═══ INPUT MATERIAL ═══
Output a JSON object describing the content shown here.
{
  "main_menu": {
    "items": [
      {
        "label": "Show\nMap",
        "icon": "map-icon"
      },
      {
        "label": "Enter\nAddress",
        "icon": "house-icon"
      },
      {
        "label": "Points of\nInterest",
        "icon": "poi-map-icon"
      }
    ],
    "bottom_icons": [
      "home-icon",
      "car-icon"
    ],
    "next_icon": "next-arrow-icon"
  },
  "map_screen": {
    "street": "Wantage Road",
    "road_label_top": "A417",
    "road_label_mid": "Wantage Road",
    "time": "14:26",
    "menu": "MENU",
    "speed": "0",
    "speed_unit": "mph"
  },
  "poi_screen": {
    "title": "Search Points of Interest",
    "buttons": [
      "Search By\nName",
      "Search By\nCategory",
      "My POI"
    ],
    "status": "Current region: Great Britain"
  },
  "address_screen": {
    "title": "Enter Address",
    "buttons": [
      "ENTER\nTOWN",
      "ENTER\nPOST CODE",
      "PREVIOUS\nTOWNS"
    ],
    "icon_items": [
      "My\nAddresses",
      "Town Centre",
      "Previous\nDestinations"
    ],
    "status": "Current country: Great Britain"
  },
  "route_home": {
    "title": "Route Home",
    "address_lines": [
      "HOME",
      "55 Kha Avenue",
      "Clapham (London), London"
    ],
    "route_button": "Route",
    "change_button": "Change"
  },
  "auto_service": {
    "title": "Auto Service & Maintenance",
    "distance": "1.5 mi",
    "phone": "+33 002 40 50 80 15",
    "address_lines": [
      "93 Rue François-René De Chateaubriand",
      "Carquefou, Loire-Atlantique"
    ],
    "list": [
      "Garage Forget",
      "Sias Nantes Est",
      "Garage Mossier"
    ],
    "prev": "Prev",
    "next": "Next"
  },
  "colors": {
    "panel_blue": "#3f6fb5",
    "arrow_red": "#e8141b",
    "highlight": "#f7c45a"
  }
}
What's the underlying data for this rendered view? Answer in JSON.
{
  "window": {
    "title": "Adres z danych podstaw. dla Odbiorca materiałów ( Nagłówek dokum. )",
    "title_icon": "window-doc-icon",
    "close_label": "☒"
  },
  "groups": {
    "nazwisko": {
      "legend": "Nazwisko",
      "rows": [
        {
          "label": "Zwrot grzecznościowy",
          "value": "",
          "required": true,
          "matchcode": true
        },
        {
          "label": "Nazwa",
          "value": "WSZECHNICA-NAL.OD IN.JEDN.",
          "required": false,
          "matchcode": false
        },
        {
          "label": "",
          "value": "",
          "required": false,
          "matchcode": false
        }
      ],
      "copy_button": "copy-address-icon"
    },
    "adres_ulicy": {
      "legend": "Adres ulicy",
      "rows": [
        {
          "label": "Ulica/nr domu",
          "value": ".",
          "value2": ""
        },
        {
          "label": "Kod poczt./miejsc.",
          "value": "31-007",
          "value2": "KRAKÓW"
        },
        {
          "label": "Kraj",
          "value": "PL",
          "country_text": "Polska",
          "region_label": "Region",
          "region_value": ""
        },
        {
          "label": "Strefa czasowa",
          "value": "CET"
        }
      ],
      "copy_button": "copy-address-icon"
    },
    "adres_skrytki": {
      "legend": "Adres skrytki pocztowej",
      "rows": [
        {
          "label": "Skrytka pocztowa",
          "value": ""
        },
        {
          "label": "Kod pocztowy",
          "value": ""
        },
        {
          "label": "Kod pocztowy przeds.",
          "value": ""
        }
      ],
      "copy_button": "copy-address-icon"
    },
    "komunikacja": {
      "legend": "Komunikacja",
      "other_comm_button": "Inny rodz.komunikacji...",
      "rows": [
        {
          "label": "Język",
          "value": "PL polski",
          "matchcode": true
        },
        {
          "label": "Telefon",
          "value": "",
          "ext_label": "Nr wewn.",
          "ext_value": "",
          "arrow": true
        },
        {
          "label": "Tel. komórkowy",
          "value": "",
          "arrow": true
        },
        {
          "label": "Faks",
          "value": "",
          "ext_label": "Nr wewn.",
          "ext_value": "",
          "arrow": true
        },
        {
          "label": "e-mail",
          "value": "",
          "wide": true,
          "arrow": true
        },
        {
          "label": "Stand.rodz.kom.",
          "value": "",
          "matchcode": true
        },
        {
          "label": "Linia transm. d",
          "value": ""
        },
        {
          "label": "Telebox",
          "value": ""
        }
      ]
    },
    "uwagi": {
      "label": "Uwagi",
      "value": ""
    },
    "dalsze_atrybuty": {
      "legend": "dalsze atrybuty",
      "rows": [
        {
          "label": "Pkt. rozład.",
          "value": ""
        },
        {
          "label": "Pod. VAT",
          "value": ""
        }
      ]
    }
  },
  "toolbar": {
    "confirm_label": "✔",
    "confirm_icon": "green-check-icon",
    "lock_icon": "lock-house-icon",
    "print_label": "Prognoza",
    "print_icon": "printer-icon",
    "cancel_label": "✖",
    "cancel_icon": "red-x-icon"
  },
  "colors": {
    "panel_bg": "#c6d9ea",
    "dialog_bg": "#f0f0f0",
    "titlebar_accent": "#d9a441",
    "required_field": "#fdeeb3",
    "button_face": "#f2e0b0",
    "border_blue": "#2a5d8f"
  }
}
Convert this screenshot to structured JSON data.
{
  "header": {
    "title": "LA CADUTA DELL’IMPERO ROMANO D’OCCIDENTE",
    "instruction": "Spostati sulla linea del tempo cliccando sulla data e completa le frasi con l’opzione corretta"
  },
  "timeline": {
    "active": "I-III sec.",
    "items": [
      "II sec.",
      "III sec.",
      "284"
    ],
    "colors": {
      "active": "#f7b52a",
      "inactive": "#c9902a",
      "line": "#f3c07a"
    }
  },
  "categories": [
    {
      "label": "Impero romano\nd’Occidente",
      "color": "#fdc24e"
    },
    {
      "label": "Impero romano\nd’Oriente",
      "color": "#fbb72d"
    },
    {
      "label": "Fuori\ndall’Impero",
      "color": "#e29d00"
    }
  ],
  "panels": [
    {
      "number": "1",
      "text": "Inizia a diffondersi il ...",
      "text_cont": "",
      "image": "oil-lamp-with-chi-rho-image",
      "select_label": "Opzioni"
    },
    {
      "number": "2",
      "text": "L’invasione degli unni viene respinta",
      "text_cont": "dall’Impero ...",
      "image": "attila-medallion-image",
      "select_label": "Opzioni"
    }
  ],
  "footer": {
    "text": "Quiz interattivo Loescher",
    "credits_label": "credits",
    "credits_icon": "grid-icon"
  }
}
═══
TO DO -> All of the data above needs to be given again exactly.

RESPONSE AREA ->
Output a JSON object describing the content shown here.
{
  "main_menu": {
    "items": [
      {
        "label": "Show\nMap",
        "icon": "map-icon"
      },
      {
        "label": "Enter\nAddress",
        "icon": "house-icon"
      },
      {
        "label": "Points of\nInterest",
        "icon": "poi-map-icon"
      }
    ],
    "bottom_icons": [
      "home-icon",
      "car-icon"
    ],
    "next_icon": "next-arrow-icon"
  },
  "map_screen": {
    "street": "Wantage Road",
    "road_label_top": "A417",
    "road_label_mid": "Wantage Road",
    "time": "14:26",
    "menu": "MENU",
    "speed": "0",
    "speed_unit": "mph"
  },
  "poi_screen": {
    "title": "Search Points of Interest",
    "buttons": [
      "Search By\nName",
      "Search By\nCategory",
      "My POI"
    ],
    "status": "Current region: Great Britain"
  },
  "address_screen": {
    "title": "Enter Address",
    "buttons": [
      "ENTER\nTOWN",
      "ENTER\nPOST CODE",
      "PREVIOUS\nTOWNS"
    ],
    "icon_items": [
      "My\nAddresses",
      "Town Centre",
      "Previous\nDestinations"
    ],
    "status": "Current country: Great Britain"
  },
  "route_home": {
    "title": "Route Home",
    "address_lines": [
      "HOME",
      "55 Kha Avenue",
      "Clapham (London), London"
    ],
    "route_button": "Route",
    "change_button": "Change"
  },
  "auto_service": {
    "title": "Auto Service & Maintenance",
    "distance": "1.5 mi",
    "phone": "+33 002 40 50 80 15",
    "address_lines": [
      "93 Rue François-René De Chateaubriand",
      "Carquefou, Loire-Atlantique"
    ],
    "list": [
      "Garage Forget",
      "Sias Nantes Est",
      "Garage Mossier"
    ],
    "prev": "Prev",
    "next": "Next"
  },
  "colors": {
    "panel_blue": "#3f6fb5",
    "arrow_red": "#e8141b",
    "highlight": "#f7c45a"
  }
}
What's the underlying data for this rendered view? Answer in JSON.
{
  "window": {
    "title": "Adres z danych podstaw. dla Odbiorca materiałów ( Nagłówek dokum. )",
    "title_icon": "window-doc-icon",
    "close_label": "☒"
  },
  "groups": {
    "nazwisko": {
      "legend": "Nazwisko",
      "rows": [
        {
          "label": "Zwrot grzecznościowy",
          "value": "",
          "required": true,
          "matchcode": true
        },
        {
          "label": "Nazwa",
          "value": "WSZECHNICA-NAL.OD IN.JEDN.",
          "required": false,
          "matchcode": false
        },
        {
          "label": "",
          "value": "",
          "required": false,
          "matchcode": false
        }
      ],
      "copy_button": "copy-address-icon"
    },
    "adres_ulicy": {
      "legend": "Adres ulicy",
      "rows": [
        {
          "label": "Ulica/nr domu",
          "value": ".",
          "value2": ""
        },
        {
          "label": "Kod poczt./miejsc.",
          "value": "31-007",
          "value2": "KRAKÓW"
        },
        {
          "label": "Kraj",
          "value": "PL",
          "country_text": "Polska",
          "region_label": "Region",
          "region_value": ""
        },
        {
          "label": "Strefa czasowa",
          "value": "CET"
        }
      ],
      "copy_button": "copy-address-icon"
    },
    "adres_skrytki": {
      "legend": "Adres skrytki pocztowej",
      "rows": [
        {
          "label": "Skrytka pocztowa",
          "value": ""
        },
        {
          "label": "Kod pocztowy",
          "value": ""
        },
        {
          "label": "Kod pocztowy przeds.",
          "value": ""
        }
      ],
      "copy_button": "copy-address-icon"
    },
    "komunikacja": {
      "legend": "Komunikacja",
      "other_comm_button": "Inny rodz.komunikacji...",
      "rows": [
        {
          "label": "Język",
          "value": "PL polski",
          "matchcode": true
        },
        {
          "label": "Telefon",
          "value": "",
          "ext_label": "Nr wewn.",
          "ext_value": "",
          "arrow": true
        },
        {
          "label": "Tel. komórkowy",
          "value": "",
          "arrow": true
        },
        {
          "label": "Faks",
          "value": "",
          "ext_label": "Nr wewn.",
          "ext_value": "",
          "arrow": true
        },
        {
          "label": "e-mail",
          "value": "",
          "wide": true,
          "arrow": true
        },
        {
          "label": "Stand.rodz.kom.",
          "value": "",
          "matchcode": true
        },
        {
          "label": "Linia transm. d",
          "value": ""
        },
        {
          "label": "Telebox",
          "value": ""
        }
      ]
    },
    "uwagi": {
      "label": "Uwagi",
      "value": ""
    },
    "dalsze_atrybuty": {
      "legend": "dalsze atrybuty",
      "rows": [
        {
          "label": "Pkt. rozład.",
          "value": ""
        },
        {
          "label": "Pod. VAT",
          "value": ""
        }
      ]
    }
  },
  "toolbar": {
    "confirm_label": "✔",
    "confirm_icon": "green-check-icon",
    "lock_icon": "lock-house-icon",
    "print_label": "Prognoza",
    "print_icon": "printer-icon",
    "cancel_label": "✖",
    "cancel_icon": "red-x-icon"
  },
  "colors": {
    "panel_bg": "#c6d9ea",
    "dialog_bg": "#f0f0f0",
    "titlebar_accent": "#d9a441",
    "required_field": "#fdeeb3",
    "button_face": "#f2e0b0",
    "border_blue": "#2a5d8f"
  }
}
Convert this screenshot to structured JSON data.
{
  "header": {
    "title": "LA CADUTA DELL’IMPERO ROMANO D’OCCIDENTE",
    "instruction": "Spostati sulla linea del tempo cliccando sulla data e completa le frasi con l’opzione corretta"
  },
  "timeline": {
    "active": "I-III sec.",
    "items": [
      "II sec.",
      "III sec.",
      "284"
    ],
    "colors": {
      "active": "#f7b52a",
      "inactive": "#c9902a",
      "line": "#f3c07a"
    }
  },
  "categories": [
    {
      "label": "Impero romano\nd’Occidente",
      "color": "#fdc24e"
    },
    {
      "label": "Impero romano\nd’Oriente",
      "color": "#fbb72d"
    },
    {
      "label": "Fuori\ndall’Impero",
      "color": "#e29d00"
    }
  ],
  "panels": [
    {
      "number": "1",
      "text": "Inizia a diffondersi il ...",
      "text_cont": "",
      "image": "oil-lamp-with-chi-rho-image",
      "select_label": "Opzioni"
    },
    {
      "number": "2",
      "text": "L’invasione degli unni viene respinta",
      "text_cont": "dall’Impero ...",
      "image": "attila-medallion-image",
      "select_label": "Opzioni"
    }
  ],
  "footer": {
    "text": "Quiz interattivo Loescher",
    "credits_label": "credits",
    "credits_icon": "grid-icon"
  }
}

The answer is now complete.